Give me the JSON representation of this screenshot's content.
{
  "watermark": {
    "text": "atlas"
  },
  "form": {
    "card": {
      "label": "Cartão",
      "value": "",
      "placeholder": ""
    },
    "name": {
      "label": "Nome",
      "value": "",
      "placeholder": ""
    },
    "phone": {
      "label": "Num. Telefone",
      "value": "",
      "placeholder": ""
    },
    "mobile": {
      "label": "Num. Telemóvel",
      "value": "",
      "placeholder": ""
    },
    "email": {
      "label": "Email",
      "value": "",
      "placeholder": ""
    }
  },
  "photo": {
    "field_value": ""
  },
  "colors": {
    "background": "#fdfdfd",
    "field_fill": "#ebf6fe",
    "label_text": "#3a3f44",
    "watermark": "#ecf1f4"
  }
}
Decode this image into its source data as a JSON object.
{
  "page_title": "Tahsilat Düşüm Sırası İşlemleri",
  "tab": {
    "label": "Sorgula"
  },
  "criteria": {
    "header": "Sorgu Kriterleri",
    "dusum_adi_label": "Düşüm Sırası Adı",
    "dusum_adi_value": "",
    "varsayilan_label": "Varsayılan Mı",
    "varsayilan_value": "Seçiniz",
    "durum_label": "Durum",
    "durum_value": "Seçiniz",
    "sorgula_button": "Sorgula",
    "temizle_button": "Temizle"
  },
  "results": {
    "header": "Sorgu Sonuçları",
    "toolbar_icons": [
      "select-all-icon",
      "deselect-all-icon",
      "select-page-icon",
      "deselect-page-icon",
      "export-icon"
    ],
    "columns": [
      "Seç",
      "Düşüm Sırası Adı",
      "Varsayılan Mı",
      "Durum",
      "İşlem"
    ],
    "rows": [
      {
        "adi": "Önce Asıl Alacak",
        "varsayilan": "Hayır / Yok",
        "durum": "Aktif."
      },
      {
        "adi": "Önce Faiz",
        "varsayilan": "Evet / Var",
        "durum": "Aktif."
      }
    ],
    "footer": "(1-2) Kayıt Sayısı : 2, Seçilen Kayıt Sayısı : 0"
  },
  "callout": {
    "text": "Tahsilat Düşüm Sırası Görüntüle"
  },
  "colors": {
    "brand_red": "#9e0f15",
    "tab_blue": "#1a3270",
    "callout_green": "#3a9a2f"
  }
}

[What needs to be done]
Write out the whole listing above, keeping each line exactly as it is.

[Finished exercise]
Give me the JSON representation of this screenshot's content.
{
  "watermark": {
    "text": "atlas"
  },
  "form": {
    "card": {
      "label": "Cartão",
      "value": "",
      "placeholder": ""
    },
    "name": {
      "label": "Nome",
      "value": "",
      "placeholder": ""
    },
    "phone": {
      "label": "Num. Telefone",
      "value": "",
      "placeholder": ""
    },
    "mobile": {
      "label": "Num. Telemóvel",
      "value": "",
      "placeholder": ""
    },
    "email": {
      "label": "Email",
      "value": "",
      "placeholder": ""
    }
  },
  "photo": {
    "field_value": ""
  },
  "colors": {
    "background": "#fdfdfd",
    "field_fill": "#ebf6fe",
    "label_text": "#3a3f44",
    "watermark": "#ecf1f4"
  }
}
Decode this image into its source data as a JSON object.
{
  "page_title": "Tahsilat Düşüm Sırası İşlemleri",
  "tab": {
    "label": "Sorgula"
  },
  "criteria": {
    "header": "Sorgu Kriterleri",
    "dusum_adi_label": "Düşüm Sırası Adı",
    "dusum_adi_value": "",
    "varsayilan_label": "Varsayılan Mı",
    "varsayilan_value": "Seçiniz",
    "durum_label": "Durum",
    "durum_value": "Seçiniz",
    "sorgula_button": "Sorgula",
    "temizle_button": "Temizle"
  },
  "results": {
    "header": "Sorgu Sonuçları",
    "toolbar_icons": [
      "select-all-icon",
      "deselect-all-icon",
      "select-page-icon",
      "deselect-page-icon",
      "export-icon"
    ],
    "columns": [
      "Seç",
      "Düşüm Sırası Adı",
      "Varsayılan Mı",
      "Durum",
      "İşlem"
    ],
    "rows": [
      {
        "adi": "Önce Asıl Alacak",
        "varsayilan": "Hayır / Yok",
        "durum": "Aktif."
      },
      {
        "adi": "Önce Faiz",
        "varsayilan": "Evet / Var",
        "durum": "Aktif."
      }
    ],
    "footer": "(1-2) Kayıt Sayısı : 2, Seçilen Kayıt Sayısı : 0"
  },
  "callout": {
    "text": "Tahsilat Düşüm Sırası Görüntüle"
  },
  "colors": {
    "brand_red": "#9e0f15",
    "tab_blue": "#1a3270",
    "callout_green": "#3a9a2f"
  }
}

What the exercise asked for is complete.